■ What is required:
Only the pictures are to be left out; return the rest of the data exactly as it stands.

■ Data in this exercise:
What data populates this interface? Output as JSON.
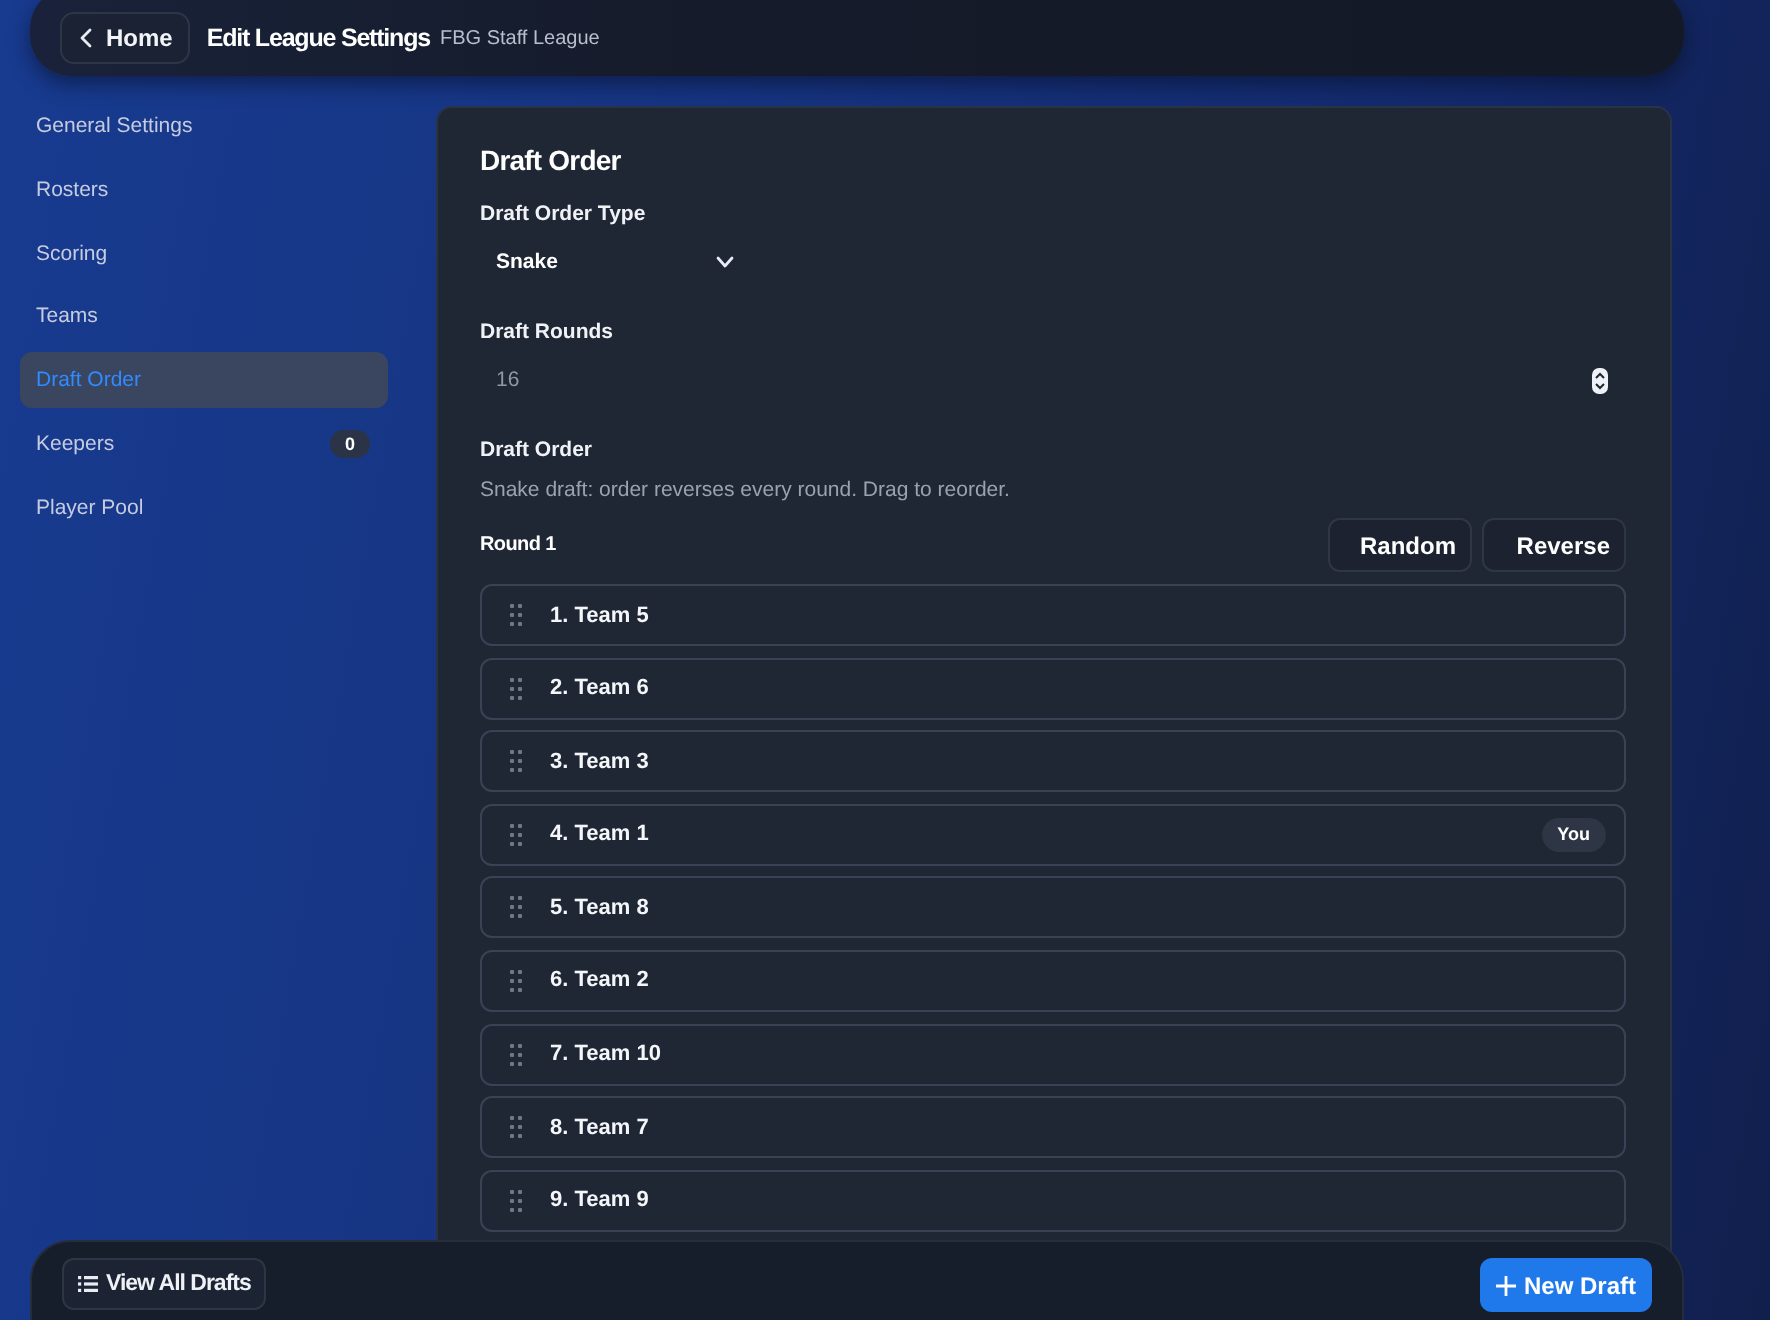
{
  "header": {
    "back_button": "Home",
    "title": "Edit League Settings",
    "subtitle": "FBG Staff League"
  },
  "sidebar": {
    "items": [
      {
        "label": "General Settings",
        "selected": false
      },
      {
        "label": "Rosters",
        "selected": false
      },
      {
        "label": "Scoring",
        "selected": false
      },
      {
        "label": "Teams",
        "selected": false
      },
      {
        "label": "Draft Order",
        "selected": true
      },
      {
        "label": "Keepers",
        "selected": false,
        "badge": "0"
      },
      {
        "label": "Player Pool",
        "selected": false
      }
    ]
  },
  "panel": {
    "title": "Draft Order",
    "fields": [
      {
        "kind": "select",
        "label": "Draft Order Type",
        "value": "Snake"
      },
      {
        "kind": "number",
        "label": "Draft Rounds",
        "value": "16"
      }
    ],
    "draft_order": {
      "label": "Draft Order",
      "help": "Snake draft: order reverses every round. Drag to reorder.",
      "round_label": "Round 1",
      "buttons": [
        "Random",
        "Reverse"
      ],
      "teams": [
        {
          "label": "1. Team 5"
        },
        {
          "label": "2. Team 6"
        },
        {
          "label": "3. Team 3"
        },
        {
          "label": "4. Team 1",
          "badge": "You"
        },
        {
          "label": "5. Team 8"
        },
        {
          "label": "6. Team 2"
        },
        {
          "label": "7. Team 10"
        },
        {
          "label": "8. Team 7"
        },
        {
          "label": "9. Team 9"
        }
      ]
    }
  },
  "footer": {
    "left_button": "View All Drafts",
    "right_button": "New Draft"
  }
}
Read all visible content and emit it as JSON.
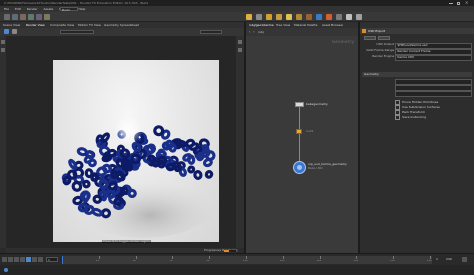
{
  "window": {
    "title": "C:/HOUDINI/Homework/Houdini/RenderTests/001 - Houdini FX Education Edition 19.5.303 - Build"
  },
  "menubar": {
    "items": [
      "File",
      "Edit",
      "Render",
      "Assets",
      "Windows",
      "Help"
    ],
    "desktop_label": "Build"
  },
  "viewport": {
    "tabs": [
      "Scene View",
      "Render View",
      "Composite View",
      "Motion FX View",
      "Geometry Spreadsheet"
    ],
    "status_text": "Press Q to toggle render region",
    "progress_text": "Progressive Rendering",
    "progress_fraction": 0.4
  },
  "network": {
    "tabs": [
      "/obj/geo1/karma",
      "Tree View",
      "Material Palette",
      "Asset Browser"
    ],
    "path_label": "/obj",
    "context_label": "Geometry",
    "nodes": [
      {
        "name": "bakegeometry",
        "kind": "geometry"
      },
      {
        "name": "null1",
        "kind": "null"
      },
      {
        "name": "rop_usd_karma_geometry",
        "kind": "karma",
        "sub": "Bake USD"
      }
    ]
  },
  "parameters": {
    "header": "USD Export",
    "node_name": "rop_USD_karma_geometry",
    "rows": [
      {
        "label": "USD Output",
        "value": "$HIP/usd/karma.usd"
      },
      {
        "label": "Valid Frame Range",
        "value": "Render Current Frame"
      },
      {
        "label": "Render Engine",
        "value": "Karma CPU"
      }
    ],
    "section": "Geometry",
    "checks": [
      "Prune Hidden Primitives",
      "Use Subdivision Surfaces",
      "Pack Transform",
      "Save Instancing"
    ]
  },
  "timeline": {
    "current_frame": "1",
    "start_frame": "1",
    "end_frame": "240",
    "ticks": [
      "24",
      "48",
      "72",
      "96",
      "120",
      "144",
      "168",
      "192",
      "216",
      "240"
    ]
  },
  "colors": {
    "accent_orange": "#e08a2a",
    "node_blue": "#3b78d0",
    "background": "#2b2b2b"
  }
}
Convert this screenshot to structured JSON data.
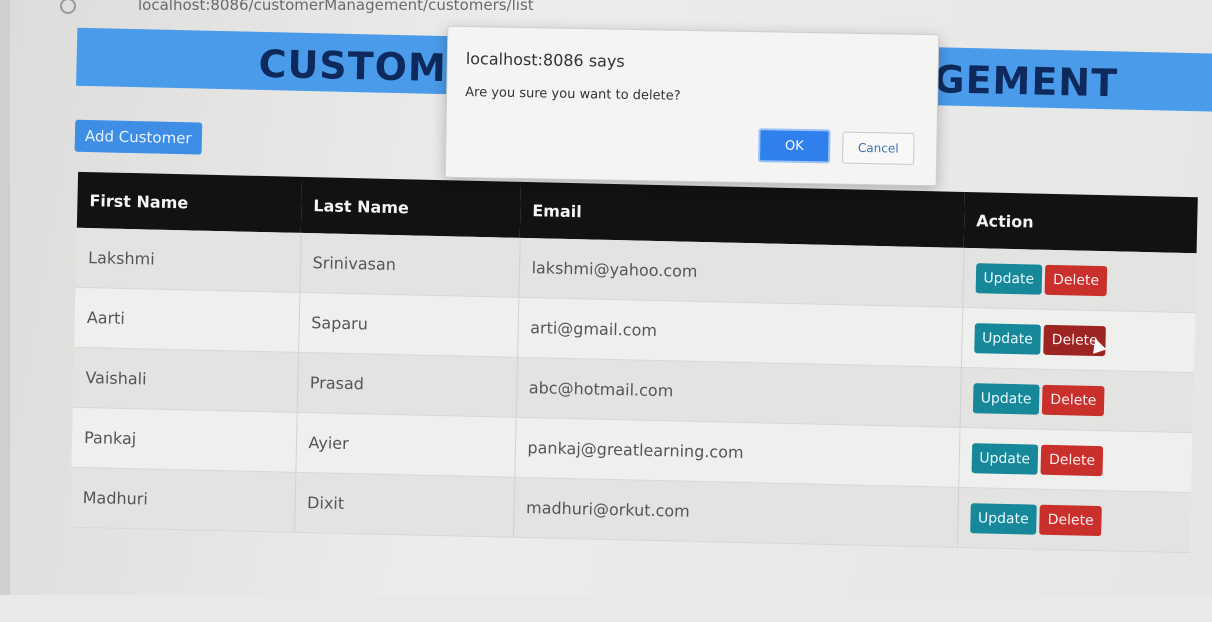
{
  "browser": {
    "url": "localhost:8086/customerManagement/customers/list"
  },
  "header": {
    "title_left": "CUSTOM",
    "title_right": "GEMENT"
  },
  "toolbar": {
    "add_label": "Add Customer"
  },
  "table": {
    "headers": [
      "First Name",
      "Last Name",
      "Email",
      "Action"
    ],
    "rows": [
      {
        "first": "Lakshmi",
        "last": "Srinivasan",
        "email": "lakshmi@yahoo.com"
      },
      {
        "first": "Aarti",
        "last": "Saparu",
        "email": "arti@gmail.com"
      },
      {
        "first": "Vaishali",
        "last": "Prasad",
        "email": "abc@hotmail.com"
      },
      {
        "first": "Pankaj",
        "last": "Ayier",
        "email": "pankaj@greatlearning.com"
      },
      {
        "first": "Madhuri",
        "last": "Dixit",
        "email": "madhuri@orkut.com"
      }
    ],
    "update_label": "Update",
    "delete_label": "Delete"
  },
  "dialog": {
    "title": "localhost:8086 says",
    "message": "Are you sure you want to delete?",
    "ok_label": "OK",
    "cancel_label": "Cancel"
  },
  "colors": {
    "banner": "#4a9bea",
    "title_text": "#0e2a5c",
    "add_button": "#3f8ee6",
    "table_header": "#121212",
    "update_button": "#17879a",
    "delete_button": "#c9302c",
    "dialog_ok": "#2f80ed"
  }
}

■ Exercise response:
What data populates this interface? Output as JSON.
{
  "header": {
    "back_button": "Home",
    "title": "Edit League Settings",
    "subtitle": "FBG Staff League"
  },
  "sidebar": {
    "items": [
      {
        "label": "General Settings",
        "selected": false
      },
      {
        "label": "Rosters",
        "selected": false
      },
      {
        "label": "Scoring",
        "selected": false
      },
      {
        "label": "Teams",
        "selected": false
      },
      {
        "label": "Draft Order",
        "selected": true
      },
      {
        "label": "Keepers",
        "selected": false,
        "badge": "0"
      },
      {
        "label": "Player Pool",
        "selected": false
      }
    ]
  },
  "panel": {
    "title": "Draft Order",
    "fields": [
      {
        "kind": "select",
        "label": "Draft Order Type",
        "value": "Snake"
      },
      {
        "kind": "number",
        "label": "Draft Rounds",
        "value": "16"
      }
    ],
    "draft_order": {
      "label": "Draft Order",
      "help": "Snake draft: order reverses every round. Drag to reorder.",
      "round_label": "Round 1",
      "buttons": [
        "Random",
        "Reverse"
      ],
      "teams": [
        {
          "label": "1. Team 5"
        },
        {
          "label": "2. Team 6"
        },
        {
          "label": "3. Team 3"
        },
        {
          "label": "4. Team 1",
          "badge": "You"
        },
        {
          "label": "5. Team 8"
        },
        {
          "label": "6. Team 2"
        },
        {
          "label": "7. Team 10"
        },
        {
          "label": "8. Team 7"
        },
        {
          "label": "9. Team 9"
        }
      ]
    }
  },
  "footer": {
    "left_button": "View All Drafts",
    "right_button": "New Draft"
  }
}
Read all visible content and emit it as JSON.
{
  "window": {
    "title": "C:/HOUDINI/Homework/Houdini/RenderTests/001 - Houdini FX Education Edition 19.5.303 - Build"
  },
  "menubar": {
    "items": [
      "File",
      "Edit",
      "Render",
      "Assets",
      "Windows",
      "Help"
    ],
    "desktop_label": "Build"
  },
  "viewport": {
    "tabs": [
      "Scene View",
      "Render View",
      "Composite View",
      "Motion FX View",
      "Geometry Spreadsheet"
    ],
    "status_text": "Press Q to toggle render region",
    "progress_text": "Progressive Rendering",
    "progress_fraction": 0.4
  },
  "network": {
    "tabs": [
      "/obj/geo1/karma",
      "Tree View",
      "Material Palette",
      "Asset Browser"
    ],
    "path_label": "/obj",
    "context_label": "Geometry",
    "nodes": [
      {
        "name": "bakegeometry",
        "kind": "geometry"
      },
      {
        "name": "null1",
        "kind": "null"
      },
      {
        "name": "rop_usd_karma_geometry",
        "kind": "karma",
        "sub": "Bake USD"
      }
    ]
  },
  "parameters": {
    "header": "USD Export",
    "node_name": "rop_USD_karma_geometry",
    "rows": [
      {
        "label": "USD Output",
        "value": "$HIP/usd/karma.usd"
      },
      {
        "label": "Valid Frame Range",
        "value": "Render Current Frame"
      },
      {
        "label": "Render Engine",
        "value": "Karma CPU"
      }
    ],
    "section": "Geometry",
    "checks": [
      "Prune Hidden Primitives",
      "Use Subdivision Surfaces",
      "Pack Transform",
      "Save Instancing"
    ]
  },
  "timeline": {
    "current_frame": "1",
    "start_frame": "1",
    "end_frame": "240",
    "ticks": [
      "24",
      "48",
      "72",
      "96",
      "120",
      "144",
      "168",
      "192",
      "216",
      "240"
    ]
  },
  "colors": {
    "accent_orange": "#e08a2a",
    "node_blue": "#3b78d0",
    "background": "#2b2b2b"
  }
}
Convert this screenshot to structured JSON data.
{
  "browser": {
    "url": "localhost:8086/customerManagement/customers/list"
  },
  "header": {
    "title_left": "CUSTOM",
    "title_right": "GEMENT"
  },
  "toolbar": {
    "add_label": "Add Customer"
  },
  "table": {
    "headers": [
      "First Name",
      "Last Name",
      "Email",
      "Action"
    ],
    "rows": [
      {
        "first": "Lakshmi",
        "last": "Srinivasan",
        "email": "lakshmi@yahoo.com"
      },
      {
        "first": "Aarti",
        "last": "Saparu",
        "email": "arti@gmail.com"
      },
      {
        "first": "Vaishali",
        "last": "Prasad",
        "email": "abc@hotmail.com"
      },
      {
        "first": "Pankaj",
        "last": "Ayier",
        "email": "pankaj@greatlearning.com"
      },
      {
        "first": "Madhuri",
        "last": "Dixit",
        "email": "madhuri@orkut.com"
      }
    ],
    "update_label": "Update",
    "delete_label": "Delete"
  },
  "dialog": {
    "title": "localhost:8086 says",
    "message": "Are you sure you want to delete?",
    "ok_label": "OK",
    "cancel_label": "Cancel"
  },
  "colors": {
    "banner": "#4a9bea",
    "title_text": "#0e2a5c",
    "add_button": "#3f8ee6",
    "table_header": "#121212",
    "update_button": "#17879a",
    "delete_button": "#c9302c",
    "dialog_ok": "#2f80ed"
  }
}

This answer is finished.